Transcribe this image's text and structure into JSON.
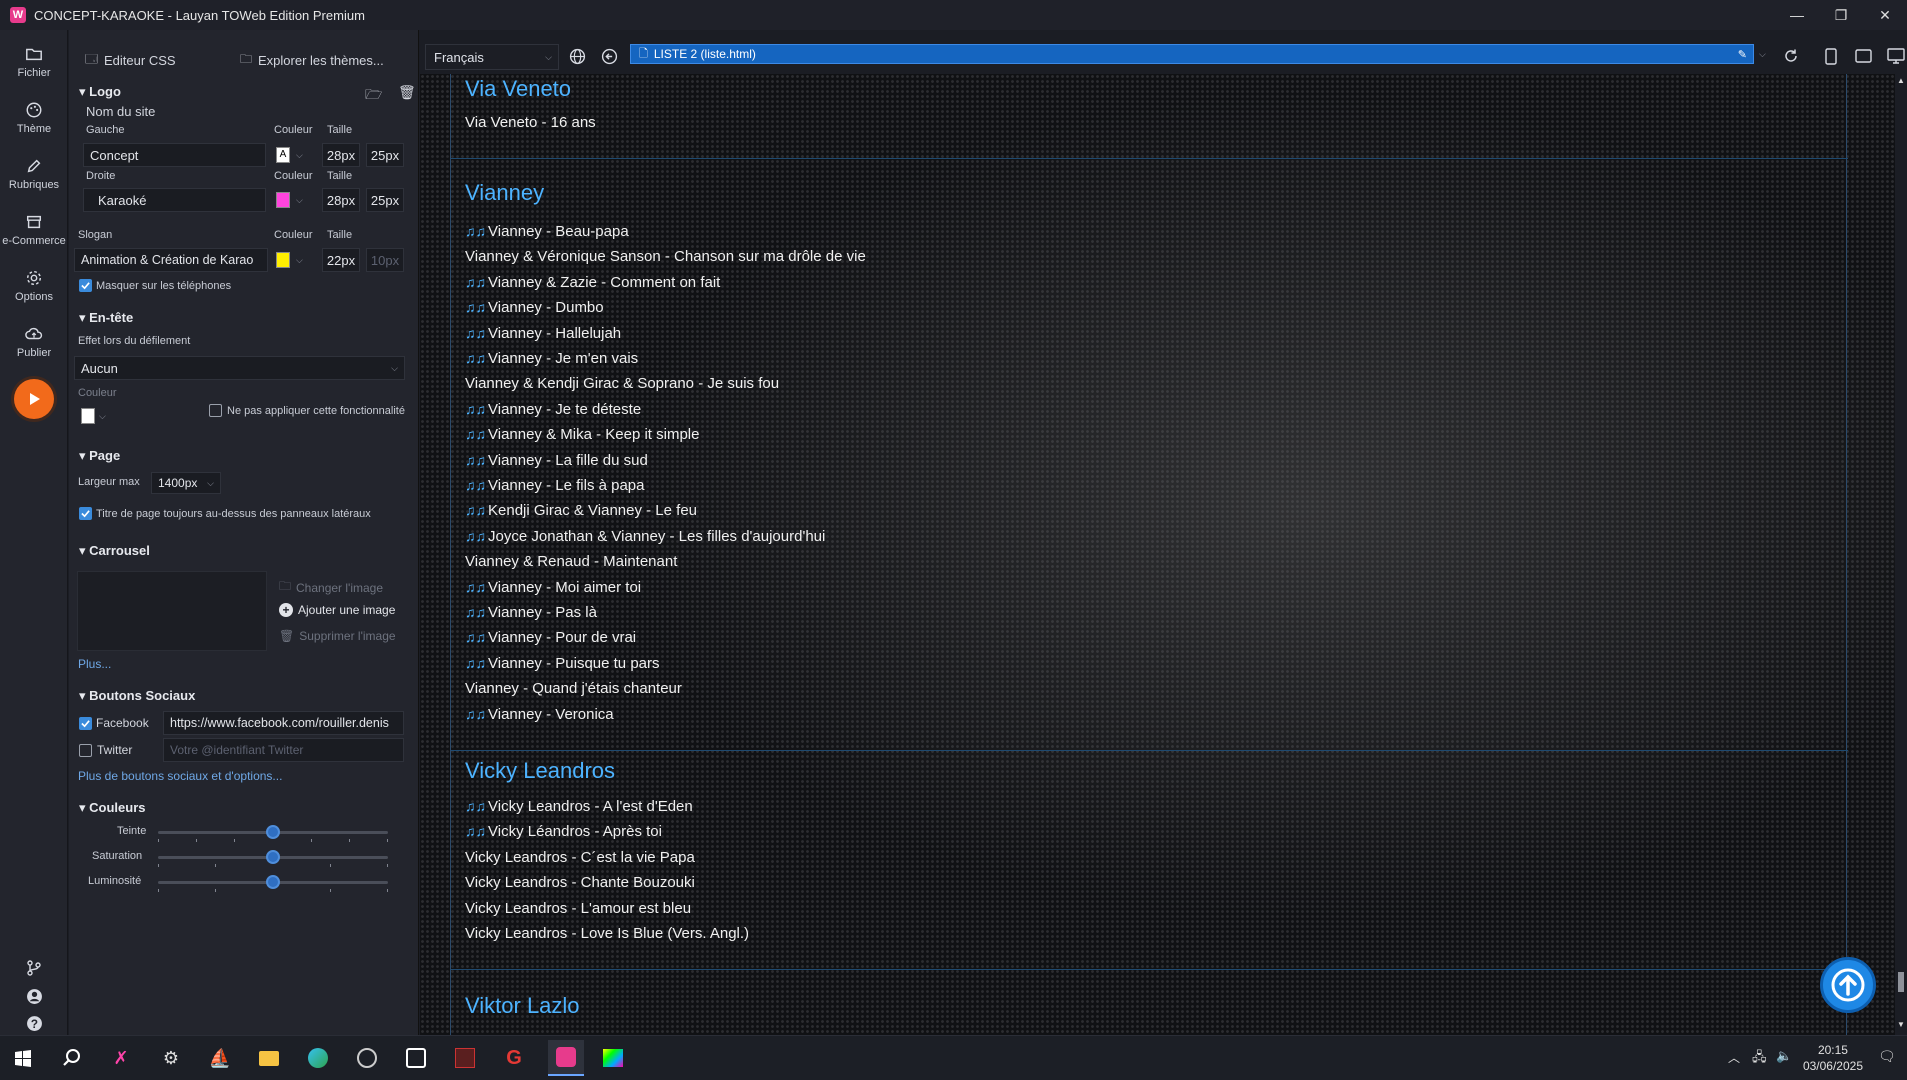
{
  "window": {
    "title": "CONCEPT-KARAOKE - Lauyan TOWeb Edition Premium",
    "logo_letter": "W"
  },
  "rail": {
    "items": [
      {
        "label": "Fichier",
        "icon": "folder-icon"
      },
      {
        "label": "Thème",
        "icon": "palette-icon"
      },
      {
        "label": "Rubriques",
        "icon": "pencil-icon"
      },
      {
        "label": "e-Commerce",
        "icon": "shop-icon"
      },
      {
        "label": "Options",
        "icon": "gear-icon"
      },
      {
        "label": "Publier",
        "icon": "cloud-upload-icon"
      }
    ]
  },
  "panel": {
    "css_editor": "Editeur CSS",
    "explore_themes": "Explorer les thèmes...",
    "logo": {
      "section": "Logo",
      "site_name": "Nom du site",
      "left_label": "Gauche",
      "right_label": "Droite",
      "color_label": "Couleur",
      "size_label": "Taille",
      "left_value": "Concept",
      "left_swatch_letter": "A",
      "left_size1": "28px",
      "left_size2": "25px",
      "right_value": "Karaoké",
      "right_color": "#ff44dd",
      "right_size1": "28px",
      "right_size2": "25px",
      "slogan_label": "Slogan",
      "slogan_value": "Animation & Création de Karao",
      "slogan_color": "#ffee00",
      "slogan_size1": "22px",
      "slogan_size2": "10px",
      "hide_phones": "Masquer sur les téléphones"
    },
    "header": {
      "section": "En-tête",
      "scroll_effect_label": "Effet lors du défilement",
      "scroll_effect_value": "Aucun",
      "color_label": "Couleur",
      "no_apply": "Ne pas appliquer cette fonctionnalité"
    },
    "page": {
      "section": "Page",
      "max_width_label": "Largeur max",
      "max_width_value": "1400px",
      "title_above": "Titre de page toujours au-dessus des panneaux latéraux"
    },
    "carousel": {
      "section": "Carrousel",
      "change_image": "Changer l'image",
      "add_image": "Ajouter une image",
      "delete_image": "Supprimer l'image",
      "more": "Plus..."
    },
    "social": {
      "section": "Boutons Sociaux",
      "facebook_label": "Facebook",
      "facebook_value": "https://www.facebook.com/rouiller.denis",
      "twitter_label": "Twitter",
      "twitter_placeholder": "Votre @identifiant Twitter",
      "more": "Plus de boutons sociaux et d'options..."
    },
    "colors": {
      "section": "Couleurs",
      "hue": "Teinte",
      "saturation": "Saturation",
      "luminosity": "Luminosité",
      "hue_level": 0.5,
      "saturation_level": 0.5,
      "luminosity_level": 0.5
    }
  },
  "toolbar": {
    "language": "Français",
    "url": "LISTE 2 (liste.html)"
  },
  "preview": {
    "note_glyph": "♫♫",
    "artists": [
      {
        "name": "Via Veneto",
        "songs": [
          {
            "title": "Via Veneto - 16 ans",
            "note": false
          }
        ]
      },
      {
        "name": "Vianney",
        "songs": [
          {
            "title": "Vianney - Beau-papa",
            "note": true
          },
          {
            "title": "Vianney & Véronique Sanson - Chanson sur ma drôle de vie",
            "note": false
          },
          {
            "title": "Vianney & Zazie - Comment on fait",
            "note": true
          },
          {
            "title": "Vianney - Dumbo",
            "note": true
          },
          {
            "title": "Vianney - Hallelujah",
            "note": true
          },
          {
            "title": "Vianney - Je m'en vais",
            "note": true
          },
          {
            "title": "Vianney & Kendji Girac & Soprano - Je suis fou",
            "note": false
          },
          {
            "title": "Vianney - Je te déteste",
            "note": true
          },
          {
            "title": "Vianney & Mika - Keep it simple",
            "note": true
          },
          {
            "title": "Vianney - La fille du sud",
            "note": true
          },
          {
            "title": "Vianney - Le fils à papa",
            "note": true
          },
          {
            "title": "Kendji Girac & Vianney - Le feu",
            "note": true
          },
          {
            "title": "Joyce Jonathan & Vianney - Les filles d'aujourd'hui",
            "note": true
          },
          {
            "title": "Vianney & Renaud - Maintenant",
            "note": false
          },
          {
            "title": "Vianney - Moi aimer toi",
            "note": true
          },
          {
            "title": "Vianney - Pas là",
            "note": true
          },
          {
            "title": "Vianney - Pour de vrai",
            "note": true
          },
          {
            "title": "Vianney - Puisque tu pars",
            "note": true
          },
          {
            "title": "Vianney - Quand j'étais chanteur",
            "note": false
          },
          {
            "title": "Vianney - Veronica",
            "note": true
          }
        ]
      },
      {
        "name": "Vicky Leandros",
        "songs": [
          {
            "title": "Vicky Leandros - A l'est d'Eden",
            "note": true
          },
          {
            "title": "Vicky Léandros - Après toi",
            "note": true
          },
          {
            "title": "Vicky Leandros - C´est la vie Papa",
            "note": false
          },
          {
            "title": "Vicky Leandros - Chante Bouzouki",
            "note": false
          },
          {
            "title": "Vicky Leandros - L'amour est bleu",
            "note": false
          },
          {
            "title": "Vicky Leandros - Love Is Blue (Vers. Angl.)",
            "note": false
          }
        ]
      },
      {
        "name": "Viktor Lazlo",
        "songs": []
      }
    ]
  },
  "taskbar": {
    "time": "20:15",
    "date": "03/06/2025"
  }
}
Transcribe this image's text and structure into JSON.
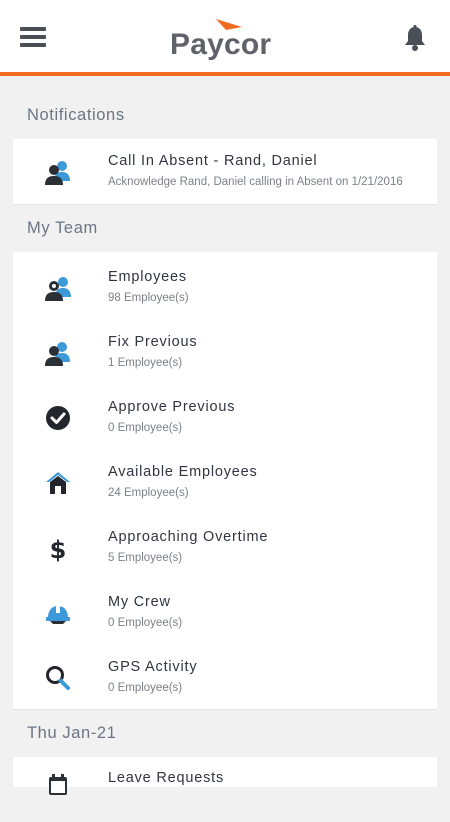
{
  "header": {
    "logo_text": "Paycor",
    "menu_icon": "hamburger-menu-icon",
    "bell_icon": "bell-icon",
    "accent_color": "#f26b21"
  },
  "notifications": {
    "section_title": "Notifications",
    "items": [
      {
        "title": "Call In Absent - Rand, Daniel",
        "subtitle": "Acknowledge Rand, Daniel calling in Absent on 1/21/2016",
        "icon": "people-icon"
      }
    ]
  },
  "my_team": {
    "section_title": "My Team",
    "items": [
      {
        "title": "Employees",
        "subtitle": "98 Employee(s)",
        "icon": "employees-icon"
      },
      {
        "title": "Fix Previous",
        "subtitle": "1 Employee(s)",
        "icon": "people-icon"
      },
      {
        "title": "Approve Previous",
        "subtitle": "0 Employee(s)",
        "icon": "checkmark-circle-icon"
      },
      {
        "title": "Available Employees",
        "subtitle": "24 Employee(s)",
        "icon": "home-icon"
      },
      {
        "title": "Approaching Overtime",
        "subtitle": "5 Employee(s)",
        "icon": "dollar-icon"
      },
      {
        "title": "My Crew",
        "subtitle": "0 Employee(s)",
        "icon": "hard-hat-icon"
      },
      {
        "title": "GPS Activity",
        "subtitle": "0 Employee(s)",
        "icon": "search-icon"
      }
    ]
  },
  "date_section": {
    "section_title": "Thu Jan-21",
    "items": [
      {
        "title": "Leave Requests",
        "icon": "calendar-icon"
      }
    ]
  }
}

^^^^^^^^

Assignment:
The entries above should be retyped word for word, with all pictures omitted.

Response area:
Transcribe this image's text and structure into JSON.
{
  "window": {
    "title": "CONCEPT-KARAOKE - Lauyan TOWeb Edition Premium",
    "logo_letter": "W"
  },
  "rail": {
    "items": [
      {
        "label": "Fichier",
        "icon": "folder-icon"
      },
      {
        "label": "Thème",
        "icon": "palette-icon"
      },
      {
        "label": "Rubriques",
        "icon": "pencil-icon"
      },
      {
        "label": "e-Commerce",
        "icon": "shop-icon"
      },
      {
        "label": "Options",
        "icon": "gear-icon"
      },
      {
        "label": "Publier",
        "icon": "cloud-upload-icon"
      }
    ]
  },
  "panel": {
    "css_editor": "Editeur CSS",
    "explore_themes": "Explorer les thèmes...",
    "logo": {
      "section": "Logo",
      "site_name": "Nom du site",
      "left_label": "Gauche",
      "right_label": "Droite",
      "color_label": "Couleur",
      "size_label": "Taille",
      "left_value": "Concept",
      "left_swatch_letter": "A",
      "left_size1": "28px",
      "left_size2": "25px",
      "right_value": "Karaoké",
      "right_color": "#ff44dd",
      "right_size1": "28px",
      "right_size2": "25px",
      "slogan_label": "Slogan",
      "slogan_value": "Animation & Création de Karao",
      "slogan_color": "#ffee00",
      "slogan_size1": "22px",
      "slogan_size2": "10px",
      "hide_phones": "Masquer sur les téléphones"
    },
    "header": {
      "section": "En-tête",
      "scroll_effect_label": "Effet lors du défilement",
      "scroll_effect_value": "Aucun",
      "color_label": "Couleur",
      "no_apply": "Ne pas appliquer cette fonctionnalité"
    },
    "page": {
      "section": "Page",
      "max_width_label": "Largeur max",
      "max_width_value": "1400px",
      "title_above": "Titre de page toujours au-dessus des panneaux latéraux"
    },
    "carousel": {
      "section": "Carrousel",
      "change_image": "Changer l'image",
      "add_image": "Ajouter une image",
      "delete_image": "Supprimer l'image",
      "more": "Plus..."
    },
    "social": {
      "section": "Boutons Sociaux",
      "facebook_label": "Facebook",
      "facebook_value": "https://www.facebook.com/rouiller.denis",
      "twitter_label": "Twitter",
      "twitter_placeholder": "Votre @identifiant Twitter",
      "more": "Plus de boutons sociaux et d'options..."
    },
    "colors": {
      "section": "Couleurs",
      "hue": "Teinte",
      "saturation": "Saturation",
      "luminosity": "Luminosité",
      "hue_level": 0.5,
      "saturation_level": 0.5,
      "luminosity_level": 0.5
    }
  },
  "toolbar": {
    "language": "Français",
    "url": "LISTE 2 (liste.html)"
  },
  "preview": {
    "note_glyph": "♫♫",
    "artists": [
      {
        "name": "Via Veneto",
        "songs": [
          {
            "title": "Via Veneto - 16 ans",
            "note": false
          }
        ]
      },
      {
        "name": "Vianney",
        "songs": [
          {
            "title": "Vianney - Beau-papa",
            "note": true
          },
          {
            "title": "Vianney & Véronique Sanson - Chanson sur ma drôle de vie",
            "note": false
          },
          {
            "title": "Vianney & Zazie - Comment on fait",
            "note": true
          },
          {
            "title": "Vianney - Dumbo",
            "note": true
          },
          {
            "title": "Vianney - Hallelujah",
            "note": true
          },
          {
            "title": "Vianney - Je m'en vais",
            "note": true
          },
          {
            "title": "Vianney & Kendji Girac & Soprano - Je suis fou",
            "note": false
          },
          {
            "title": "Vianney - Je te déteste",
            "note": true
          },
          {
            "title": "Vianney & Mika - Keep it simple",
            "note": true
          },
          {
            "title": "Vianney - La fille du sud",
            "note": true
          },
          {
            "title": "Vianney - Le fils à papa",
            "note": true
          },
          {
            "title": "Kendji Girac & Vianney - Le feu",
            "note": true
          },
          {
            "title": "Joyce Jonathan & Vianney - Les filles d'aujourd'hui",
            "note": true
          },
          {
            "title": "Vianney & Renaud - Maintenant",
            "note": false
          },
          {
            "title": "Vianney - Moi aimer toi",
            "note": true
          },
          {
            "title": "Vianney - Pas là",
            "note": true
          },
          {
            "title": "Vianney - Pour de vrai",
            "note": true
          },
          {
            "title": "Vianney - Puisque tu pars",
            "note": true
          },
          {
            "title": "Vianney - Quand j'étais chanteur",
            "note": false
          },
          {
            "title": "Vianney - Veronica",
            "note": true
          }
        ]
      },
      {
        "name": "Vicky Leandros",
        "songs": [
          {
            "title": "Vicky Leandros - A l'est d'Eden",
            "note": true
          },
          {
            "title": "Vicky Léandros - Après toi",
            "note": true
          },
          {
            "title": "Vicky Leandros - C´est la vie Papa",
            "note": false
          },
          {
            "title": "Vicky Leandros - Chante Bouzouki",
            "note": false
          },
          {
            "title": "Vicky Leandros - L'amour est bleu",
            "note": false
          },
          {
            "title": "Vicky Leandros - Love Is Blue (Vers. Angl.)",
            "note": false
          }
        ]
      },
      {
        "name": "Viktor Lazlo",
        "songs": []
      }
    ]
  },
  "taskbar": {
    "time": "20:15",
    "date": "03/06/2025"
  }
}
Transcribe this image's text and structure into JSON.
{
  "header": {
    "logo_text": "Paycor",
    "menu_icon": "hamburger-menu-icon",
    "bell_icon": "bell-icon",
    "accent_color": "#f26b21"
  },
  "notifications": {
    "section_title": "Notifications",
    "items": [
      {
        "title": "Call In Absent - Rand, Daniel",
        "subtitle": "Acknowledge Rand, Daniel calling in Absent on 1/21/2016",
        "icon": "people-icon"
      }
    ]
  },
  "my_team": {
    "section_title": "My Team",
    "items": [
      {
        "title": "Employees",
        "subtitle": "98 Employee(s)",
        "icon": "employees-icon"
      },
      {
        "title": "Fix Previous",
        "subtitle": "1 Employee(s)",
        "icon": "people-icon"
      },
      {
        "title": "Approve Previous",
        "subtitle": "0 Employee(s)",
        "icon": "checkmark-circle-icon"
      },
      {
        "title": "Available Employees",
        "subtitle": "24 Employee(s)",
        "icon": "home-icon"
      },
      {
        "title": "Approaching Overtime",
        "subtitle": "5 Employee(s)",
        "icon": "dollar-icon"
      },
      {
        "title": "My Crew",
        "subtitle": "0 Employee(s)",
        "icon": "hard-hat-icon"
      },
      {
        "title": "GPS Activity",
        "subtitle": "0 Employee(s)",
        "icon": "search-icon"
      }
    ]
  },
  "date_section": {
    "section_title": "Thu Jan-21",
    "items": [
      {
        "title": "Leave Requests",
        "icon": "calendar-icon"
      }
    ]
  }
}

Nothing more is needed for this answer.